DATA EXTRACT START

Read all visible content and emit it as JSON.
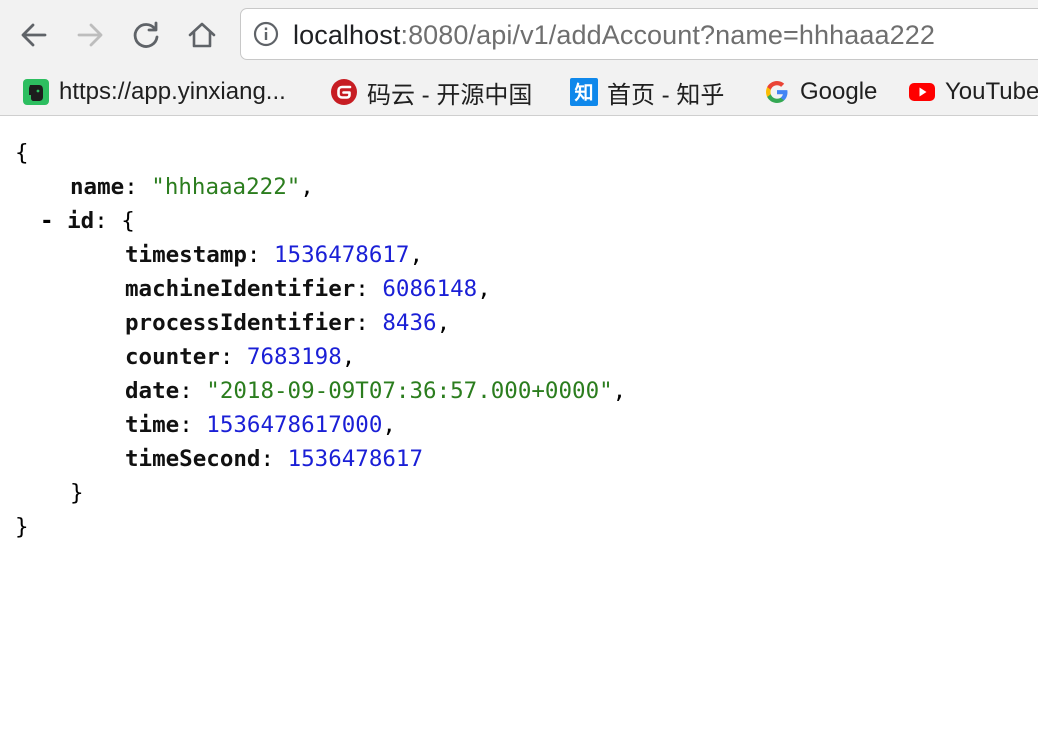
{
  "toolbar": {
    "back_icon": "arrow-left-icon",
    "forward_icon": "arrow-right-icon",
    "reload_icon": "reload-icon",
    "home_icon": "home-icon"
  },
  "address_bar": {
    "info_icon": "info-circle-icon",
    "url_host": "localhost",
    "url_rest": ":8080/api/v1/addAccount?name=hhhaaa222"
  },
  "bookmarks": [
    {
      "label": "https://app.yinxiang...",
      "icon": "evernote-icon"
    },
    {
      "label": "码云 - 开源中国",
      "icon": "gitee-icon"
    },
    {
      "label": "首页 - 知乎",
      "icon": "zhihu-icon"
    },
    {
      "label": "Google",
      "icon": "google-icon"
    },
    {
      "label": "YouTube",
      "icon": "youtube-icon"
    }
  ],
  "json": {
    "open_brace": "{",
    "close_brace": "}",
    "name_key": "name",
    "name_value": "\"hhhaaa222\"",
    "collapse_toggle": "-",
    "id_key": "id",
    "id_open": "{",
    "id_close": "}",
    "fields": [
      {
        "key": "timestamp",
        "value": "1536478617",
        "type": "number",
        "comma": ","
      },
      {
        "key": "machineIdentifier",
        "value": "6086148",
        "type": "number",
        "comma": ","
      },
      {
        "key": "processIdentifier",
        "value": "8436",
        "type": "number",
        "comma": ","
      },
      {
        "key": "counter",
        "value": "7683198",
        "type": "number",
        "comma": ","
      },
      {
        "key": "date",
        "value": "\"2018-09-09T07:36:57.000+0000\"",
        "type": "string",
        "comma": ","
      },
      {
        "key": "time",
        "value": "1536478617000",
        "type": "number",
        "comma": ","
      },
      {
        "key": "timeSecond",
        "value": "1536478617",
        "type": "number",
        "comma": ""
      }
    ]
  },
  "colors": {
    "string": "#2b7d1e",
    "number": "#1a1fd6",
    "toolbar_bg": "#f2f2f2"
  }
}
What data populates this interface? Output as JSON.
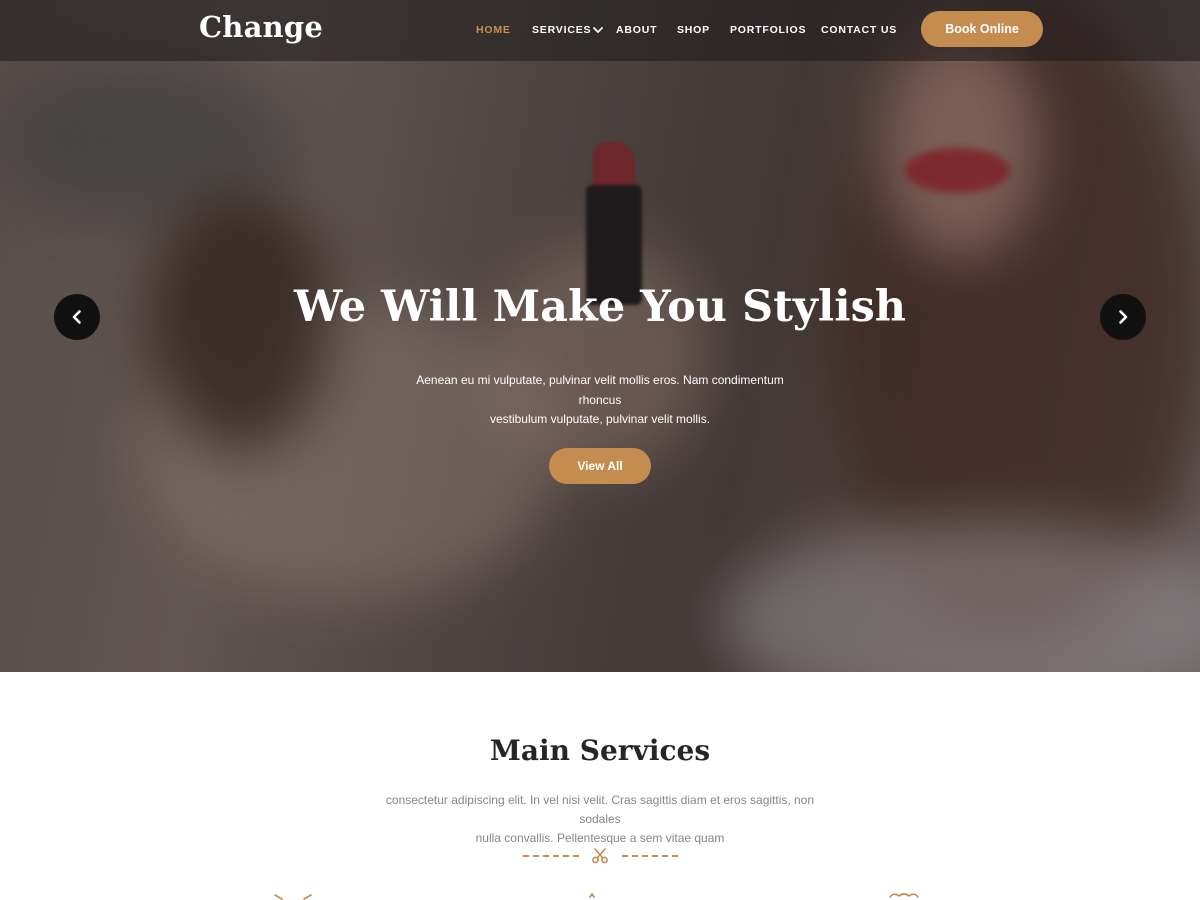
{
  "brand": {
    "logo": "Change"
  },
  "nav": {
    "items": [
      {
        "label": "HOME",
        "active": true
      },
      {
        "label": "SERVICES",
        "active": false
      },
      {
        "label": "ABOUT",
        "active": false
      },
      {
        "label": "SHOP",
        "active": false
      },
      {
        "label": "PORTFOLIOS",
        "active": false
      },
      {
        "label": "CONTACT US",
        "active": false
      }
    ],
    "book_label": "Book Online"
  },
  "hero": {
    "title": "We Will Make You Stylish",
    "desc_line1": "Aenean eu mi vulputate, pulvinar velit mollis eros. Nam condimentum rhoncus",
    "desc_line2": "vestibulum vulputate, pulvinar velit mollis.",
    "button_label": "View All",
    "prev_icon": "chevron-left-icon",
    "next_icon": "chevron-right-icon"
  },
  "services": {
    "title": "Main Services",
    "desc_line1": "consectetur adipiscing elit. In vel nisi velit. Cras sagittis diam et eros sagittis, non sodales",
    "desc_line2": "nulla convallis. Pellentesque a sem vitae quam",
    "divider_icon": "scissors-icon"
  },
  "colors": {
    "accent": "#c48d4f",
    "nav_active": "#c8924d",
    "heading": "#2a2525",
    "body_text": "#8a8484"
  }
}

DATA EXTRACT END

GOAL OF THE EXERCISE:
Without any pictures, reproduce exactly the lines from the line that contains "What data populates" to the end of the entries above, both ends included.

ANSWER SPACE:
What data populates this interface? Output as JSON.
{
  "brand": {
    "logo": "Change"
  },
  "nav": {
    "items": [
      {
        "label": "HOME",
        "active": true
      },
      {
        "label": "SERVICES",
        "active": false
      },
      {
        "label": "ABOUT",
        "active": false
      },
      {
        "label": "SHOP",
        "active": false
      },
      {
        "label": "PORTFOLIOS",
        "active": false
      },
      {
        "label": "CONTACT US",
        "active": false
      }
    ],
    "book_label": "Book Online"
  },
  "hero": {
    "title": "We Will Make You Stylish",
    "desc_line1": "Aenean eu mi vulputate, pulvinar velit mollis eros. Nam condimentum rhoncus",
    "desc_line2": "vestibulum vulputate, pulvinar velit mollis.",
    "button_label": "View All",
    "prev_icon": "chevron-left-icon",
    "next_icon": "chevron-right-icon"
  },
  "services": {
    "title": "Main Services",
    "desc_line1": "consectetur adipiscing elit. In vel nisi velit. Cras sagittis diam et eros sagittis, non sodales",
    "desc_line2": "nulla convallis. Pellentesque a sem vitae quam",
    "divider_icon": "scissors-icon"
  },
  "colors": {
    "accent": "#c48d4f",
    "nav_active": "#c8924d",
    "heading": "#2a2525",
    "body_text": "#8a8484"
  }
}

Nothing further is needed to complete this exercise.